Leaving out any pictures, print the entries that follow exactly as they stand.

» Dataset records:
# # # #

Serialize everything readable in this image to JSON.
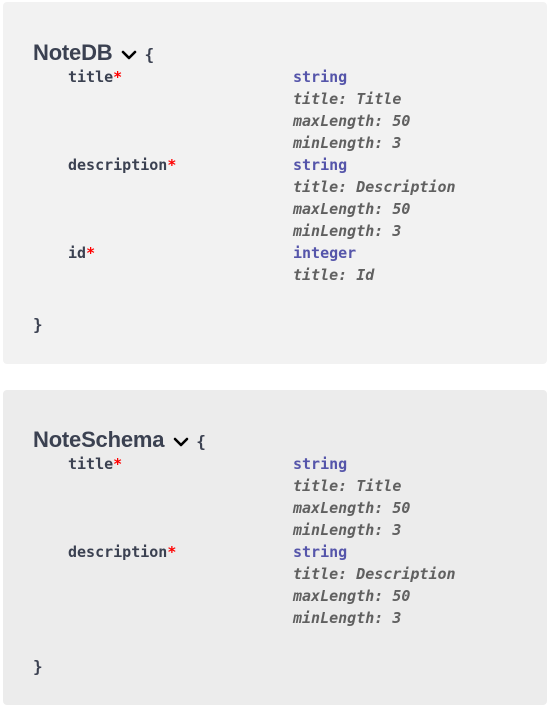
{
  "models": [
    {
      "name": "NoteDB",
      "open_brace": "{",
      "close_brace": "}",
      "properties": [
        {
          "name": "title",
          "required_mark": "*",
          "type": "string",
          "constraints": [
            "title: Title",
            "maxLength: 50",
            "minLength: 3"
          ]
        },
        {
          "name": "description",
          "required_mark": "*",
          "type": "string",
          "constraints": [
            "title: Description",
            "maxLength: 50",
            "minLength: 3"
          ]
        },
        {
          "name": "id",
          "required_mark": "*",
          "type": "integer",
          "constraints": [
            "title: Id"
          ]
        }
      ]
    },
    {
      "name": "NoteSchema",
      "open_brace": "{",
      "close_brace": "}",
      "properties": [
        {
          "name": "title",
          "required_mark": "*",
          "type": "string",
          "constraints": [
            "title: Title",
            "maxLength: 50",
            "minLength: 3"
          ]
        },
        {
          "name": "description",
          "required_mark": "*",
          "type": "string",
          "constraints": [
            "title: Description",
            "maxLength: 50",
            "minLength: 3"
          ]
        }
      ]
    }
  ],
  "colors": {
    "required": "#ff0000",
    "type": "#55a",
    "text": "#3b4151",
    "meta": "#606060"
  },
  "icons": {
    "toggle": "chevron-down-icon"
  }
}
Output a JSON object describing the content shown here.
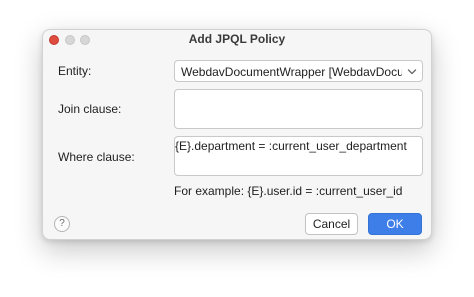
{
  "dialog": {
    "title": "Add JPQL Policy",
    "entity_label": "Entity:",
    "entity_value": "WebdavDocumentWrapper [WebdavDocumentWrapper]",
    "join_label": "Join clause:",
    "join_value": "",
    "where_label": "Where clause:",
    "where_value": "{E}.department = :current_user_department",
    "example_text": "For example: {E}.user.id = :current_user_id",
    "help_glyph": "?",
    "cancel_label": "Cancel",
    "ok_label": "OK"
  },
  "colors": {
    "primary_button": "#3d7ee8",
    "close_light": "#df4b3f",
    "inactive_light": "#d7d7d7"
  },
  "icons": {
    "entity_dropdown": "chevron-down-icon",
    "help": "help-icon"
  }
}
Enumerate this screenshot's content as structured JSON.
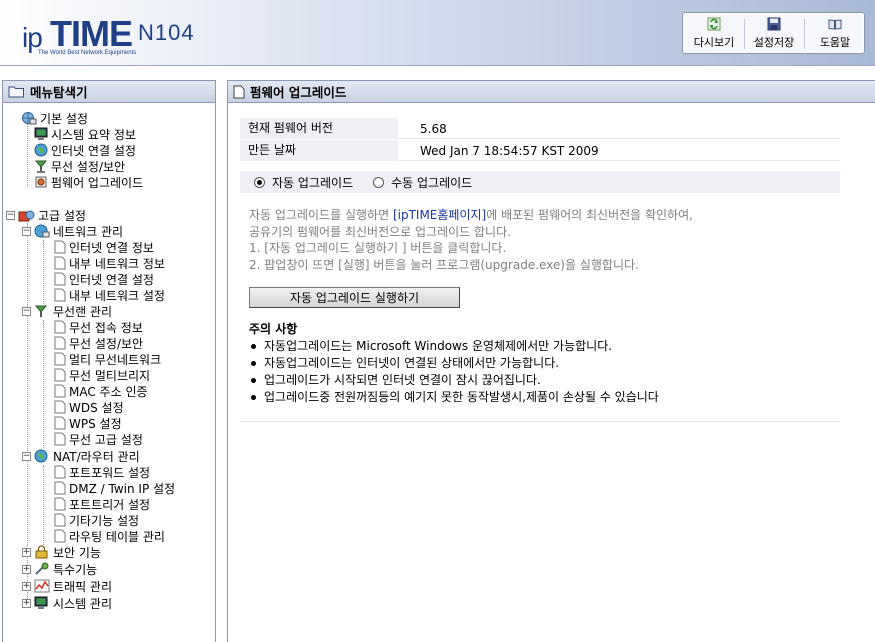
{
  "header": {
    "logo_ip": "ip",
    "logo_time": "TIME",
    "logo_tag": "The World Best Network Equipments",
    "model": "N104",
    "toolbar": {
      "reload_label": "다시보기",
      "save_label": "설정저장",
      "help_label": "도움말"
    }
  },
  "sidebar": {
    "title": "메뉴탐색기",
    "basic": {
      "label": "기본 설정",
      "items": [
        "시스템 요약 정보",
        "인터넷 연결 설정",
        "무선 설정/보안",
        "펌웨어 업그레이드"
      ]
    },
    "advanced": {
      "label": "고급 설정",
      "network": {
        "label": "네트워크 관리",
        "items": [
          "인터넷 연결 정보",
          "내부 네트워크 정보",
          "인터넷 연결 설정",
          "내부 네트워크 설정"
        ]
      },
      "wireless": {
        "label": "무선랜 관리",
        "items": [
          "무선 접속 정보",
          "무선 설정/보안",
          "멀티 무선네트워크",
          "무선 멀티브리지",
          "MAC 주소 인증",
          "WDS 설정",
          "WPS 설정",
          "무선 고급 설정"
        ]
      },
      "nat": {
        "label": "NAT/라우터 관리",
        "items": [
          "포트포워드 설정",
          "DMZ / Twin IP 설정",
          "포트트리거 설정",
          "기타기능 설정",
          "라우팅 테이블 관리"
        ]
      },
      "security": "보안 기능",
      "special": "특수기능",
      "traffic": "트래픽 관리",
      "system": "시스템 관리"
    }
  },
  "main": {
    "title": "펌웨어 업그레이드",
    "current_version_label": "현재 펌웨어 버전",
    "current_version_value": "5.68",
    "build_date_label": "만든 날짜",
    "build_date_value": "Wed Jan 7 18:54:57 KST 2009",
    "radio_auto": "자동 업그레이드",
    "radio_manual": "수동 업그레이드",
    "selected_mode": "auto",
    "desc": {
      "line1_pre": "자동 업그레이드를 실행하면 ",
      "line1_link": "[ipTIME홈페이지]",
      "line1_post": "에 배포된 펌웨어의 최신버전을 확인하여,",
      "line2": "공유기의 펌웨어를 최신버전으로 업그레이드 합니다.",
      "line3": "1. [자동 업그레이드 실행하기 ] 버튼을 클릭합니다.",
      "line4": "2. 팝업창이 뜨면 [실행] 버튼을 눌러 프로그램(upgrade.exe)을 실행합니다."
    },
    "run_button": "자동 업그레이드 실행하기",
    "notes_title": "주의 사항",
    "notes": [
      "자동업그레이드는 Microsoft Windows 운영체제에서만 가능합니다.",
      "자동업그레이드는 인터넷이 연결된 상태에서만 가능합니다.",
      "업그레이드가 시작되면 인터넷 연결이 잠시 끊어집니다.",
      "업그레이드중 전원꺼짐등의 예기지 못한 동작발생시,제품이 손상될 수 있습니다"
    ]
  }
}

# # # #

» Output:
Serialize everything readable in this image to JSON.
{
  "models": [
    {
      "name": "NoteDB",
      "open_brace": "{",
      "close_brace": "}",
      "properties": [
        {
          "name": "title",
          "required_mark": "*",
          "type": "string",
          "constraints": [
            "title: Title",
            "maxLength: 50",
            "minLength: 3"
          ]
        },
        {
          "name": "description",
          "required_mark": "*",
          "type": "string",
          "constraints": [
            "title: Description",
            "maxLength: 50",
            "minLength: 3"
          ]
        },
        {
          "name": "id",
          "required_mark": "*",
          "type": "integer",
          "constraints": [
            "title: Id"
          ]
        }
      ]
    },
    {
      "name": "NoteSchema",
      "open_brace": "{",
      "close_brace": "}",
      "properties": [
        {
          "name": "title",
          "required_mark": "*",
          "type": "string",
          "constraints": [
            "title: Title",
            "maxLength: 50",
            "minLength: 3"
          ]
        },
        {
          "name": "description",
          "required_mark": "*",
          "type": "string",
          "constraints": [
            "title: Description",
            "maxLength: 50",
            "minLength: 3"
          ]
        }
      ]
    }
  ],
  "colors": {
    "required": "#ff0000",
    "type": "#55a",
    "text": "#3b4151",
    "meta": "#606060"
  },
  "icons": {
    "toggle": "chevron-down-icon"
  }
}
Output a JSON object describing the content shown here.
{
  "dialog": {
    "title": "Add JPQL Policy",
    "entity_label": "Entity:",
    "entity_value": "WebdavDocumentWrapper [WebdavDocumentWrapper]",
    "join_label": "Join clause:",
    "join_value": "",
    "where_label": "Where clause:",
    "where_value": "{E}.department = :current_user_department",
    "example_text": "For example: {E}.user.id = :current_user_id",
    "help_glyph": "?",
    "cancel_label": "Cancel",
    "ok_label": "OK"
  },
  "colors": {
    "primary_button": "#3d7ee8",
    "close_light": "#df4b3f",
    "inactive_light": "#d7d7d7"
  },
  "icons": {
    "entity_dropdown": "chevron-down-icon",
    "help": "help-icon"
  }
}
Enumerate this screenshot's content as structured JSON.
{
  "header": {
    "logo_ip": "ip",
    "logo_time": "TIME",
    "logo_tag": "The World Best Network Equipments",
    "model": "N104",
    "toolbar": {
      "reload_label": "다시보기",
      "save_label": "설정저장",
      "help_label": "도움말"
    }
  },
  "sidebar": {
    "title": "메뉴탐색기",
    "basic": {
      "label": "기본 설정",
      "items": [
        "시스템 요약 정보",
        "인터넷 연결 설정",
        "무선 설정/보안",
        "펌웨어 업그레이드"
      ]
    },
    "advanced": {
      "label": "고급 설정",
      "network": {
        "label": "네트워크 관리",
        "items": [
          "인터넷 연결 정보",
          "내부 네트워크 정보",
          "인터넷 연결 설정",
          "내부 네트워크 설정"
        ]
      },
      "wireless": {
        "label": "무선랜 관리",
        "items": [
          "무선 접속 정보",
          "무선 설정/보안",
          "멀티 무선네트워크",
          "무선 멀티브리지",
          "MAC 주소 인증",
          "WDS 설정",
          "WPS 설정",
          "무선 고급 설정"
        ]
      },
      "nat": {
        "label": "NAT/라우터 관리",
        "items": [
          "포트포워드 설정",
          "DMZ / Twin IP 설정",
          "포트트리거 설정",
          "기타기능 설정",
          "라우팅 테이블 관리"
        ]
      },
      "security": "보안 기능",
      "special": "특수기능",
      "traffic": "트래픽 관리",
      "system": "시스템 관리"
    }
  },
  "main": {
    "title": "펌웨어 업그레이드",
    "current_version_label": "현재 펌웨어 버전",
    "current_version_value": "5.68",
    "build_date_label": "만든 날짜",
    "build_date_value": "Wed Jan 7 18:54:57 KST 2009",
    "radio_auto": "자동 업그레이드",
    "radio_manual": "수동 업그레이드",
    "selected_mode": "auto",
    "desc": {
      "line1_pre": "자동 업그레이드를 실행하면 ",
      "line1_link": "[ipTIME홈페이지]",
      "line1_post": "에 배포된 펌웨어의 최신버전을 확인하여,",
      "line2": "공유기의 펌웨어를 최신버전으로 업그레이드 합니다.",
      "line3": "1. [자동 업그레이드 실행하기 ] 버튼을 클릭합니다.",
      "line4": "2. 팝업창이 뜨면 [실행] 버튼을 눌러 프로그램(upgrade.exe)을 실행합니다."
    },
    "run_button": "자동 업그레이드 실행하기",
    "notes_title": "주의 사항",
    "notes": [
      "자동업그레이드는 Microsoft Windows 운영체제에서만 가능합니다.",
      "자동업그레이드는 인터넷이 연결된 상태에서만 가능합니다.",
      "업그레이드가 시작되면 인터넷 연결이 잠시 끊어집니다.",
      "업그레이드중 전원꺼짐등의 예기지 못한 동작발생시,제품이 손상될 수 있습니다"
    ]
  }
}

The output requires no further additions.